Politics is tough on families and it can be especially brutal for MP’s who represent Western Australia.
For Tim Hammond, the MP of the city based electorate of Perth, it seems to have taken its toll. Elected in 2016, Tim has a young family of three kids – at a minimum, he spends 20 weeks of the year away from the family home, and many other commitments result in him travelling to the more populous eastern seaboard.
He announced today that he will shortly resign, in order to spend more time with his family. This means Labor will face a byelection for the reasonably safe seat of Perth – a poll Bill Shorten will hardly wish to face at the moment.
Mr Hammond will return to the WA legal bar, continuing his previous career practising law.
Best of luck!
One of the jobs of the Electoral Commission is to ensure that each seat in the House of Representatives has an even amount of voters.
To ensure this, the AEC adjusts the boundaries of electorates and can abolish seats in some states because of population growth in others. Its a process know as redistribution.
The South Australian seat of Port Adelaide is to be abolished, with a new seat in Victoria created. Its MP Mark Butler is considering his options. Several electorates have been renamed, and an additional seat has been created for the ACT, taking the number in the House to 151.
The most interesting observation from the proposed changes is adjustments to the margins of several seats in Victoria. Seats considered safe and winnable for the Liberal Party are now marginal or even notional Labor.
The changes are open to public consultation and will be in effect from July 20.
#Auspol #elections #AEC
Federal Politics is bracing for Cyclone Newspoll, expected to make landfall early Monday morning. As you know we seldom focus on opinion polling – it rarely drives good public policy and is often used to fuel an unhelpful theatrical element of politics.
We’re making an exception today to note that 30 negative Newspoll results were used as a yardstick for mounting a challenge to the leadership of Tony Abbott in 2015 – in amongst a number of other issues that the then Communications Minister used to argue for a change in leadership.
So will the PM be booted on Monday?
Absolutely not. This will be an opportunity for a bit of anti-Turnbull ‘sniping’, and then we’ll all move on. For now.

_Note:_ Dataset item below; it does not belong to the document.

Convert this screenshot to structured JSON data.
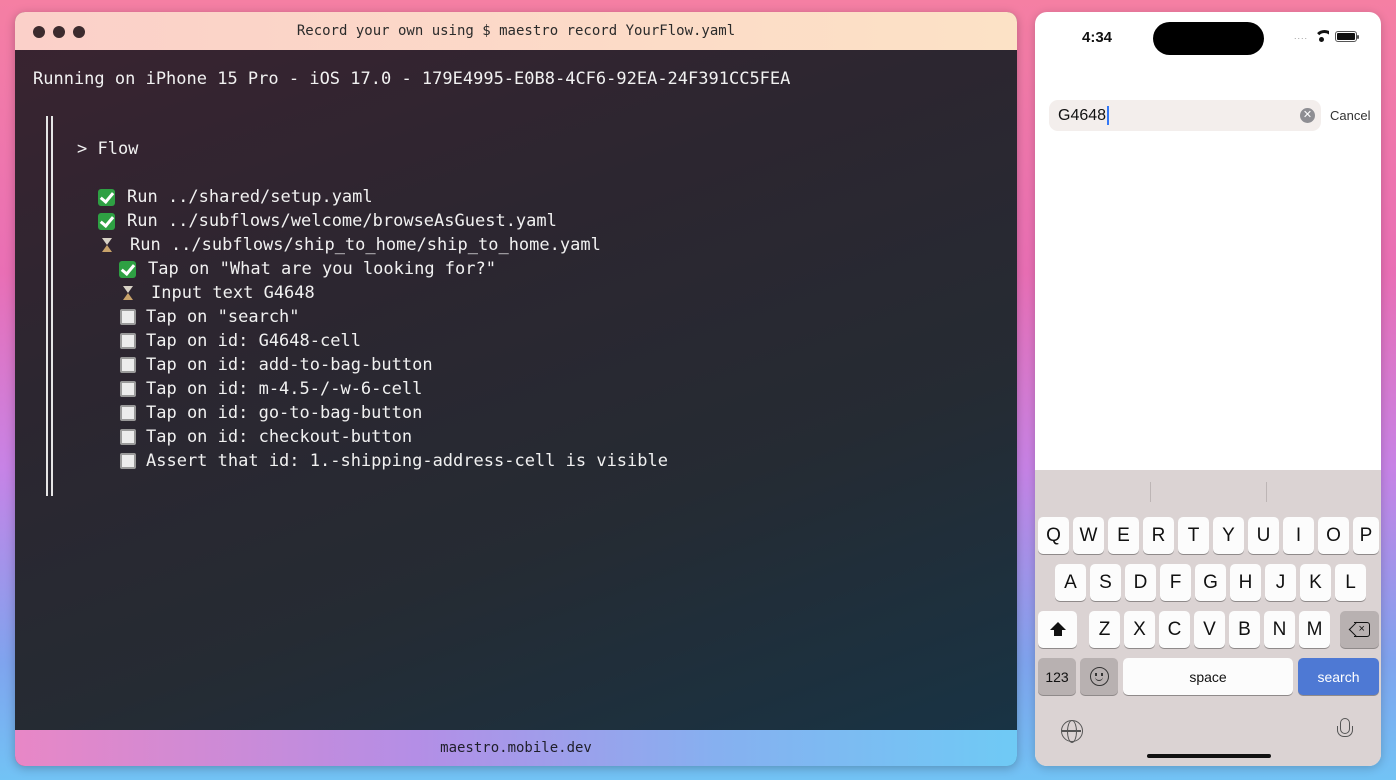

‘We’re getting the band back together!’ said Malcolm Turnbull, upon hearing the massive victory Barnaby Joyce received in the New England by-election.
And massive it was – a 7.3% swing towards him, and primary vote of 64%.
Historically, by-elections in government held seats since WWII have resulted in the Government feeling swings away from them. This is clearly in the opposite direction and is so for three reasons:
He is a popular member, with a prominent position inside the government
He did not have an opposition candidate that was well known.
It’s recognised that he’s in a difficult situation!
Barnaby will take his seat in the House of Representatives once the vote is formally declared. Next stop – Bennelong on December 16
Australians have voted ‘YES’ to changing the law to allow same sex couples to marry.
With response rate of just under 80% ,the survey has more authority than the Brexit vote (72%), the Irish same sex referendum (60%) and the poll that elected Donald Trump (56%).
So where to from here? From today, it’s now a battle for the marriage bills.
The Turnbull government will allow Senator Dean Smith to put up a private members bill for debate. It is expected that it will almost certainly pass. Using a private members bill will by-pass debate in the government party room.
Senator James Patterson has put up his own bill that includes additional protections for business owners to refuse services for same sex marriage celebrations. It is expected that this bill will not pass, but elements of this bill will try to be amended into the Smith bill.
Senator Dean Smith will kick off the debate in the Senate tomorrow.
There’s good news and bad news for Malcolm Turnbull.
The good news is that he has found a way to fix the citizenship crisis.
The bad news is that he may loose his government altogether.
The House of Representatives and the Senate will seek to pass resolutions that will demand MP’s declare if they are dual citizens.
MP’s and senators will be given 21 days to declare if they are dual citizens in a new register similar to the ones they use to disclose financial interests. The register will ask for their place of birth, and that of their parents.
If they declare they are dual citizens they must provide documentation. The only issue now is one of timing:
- Parliament has one sitting week left, meaning that MP’s could declare if they are dual citizens during the summer break
- Parliament then doesn’t sit until February, where they would be referred to the High Court
- The High Court would hand down a verdict in March/April, with by-elections in May.
The crisis would end by June, almost a year since the first MP reveal he had an issue.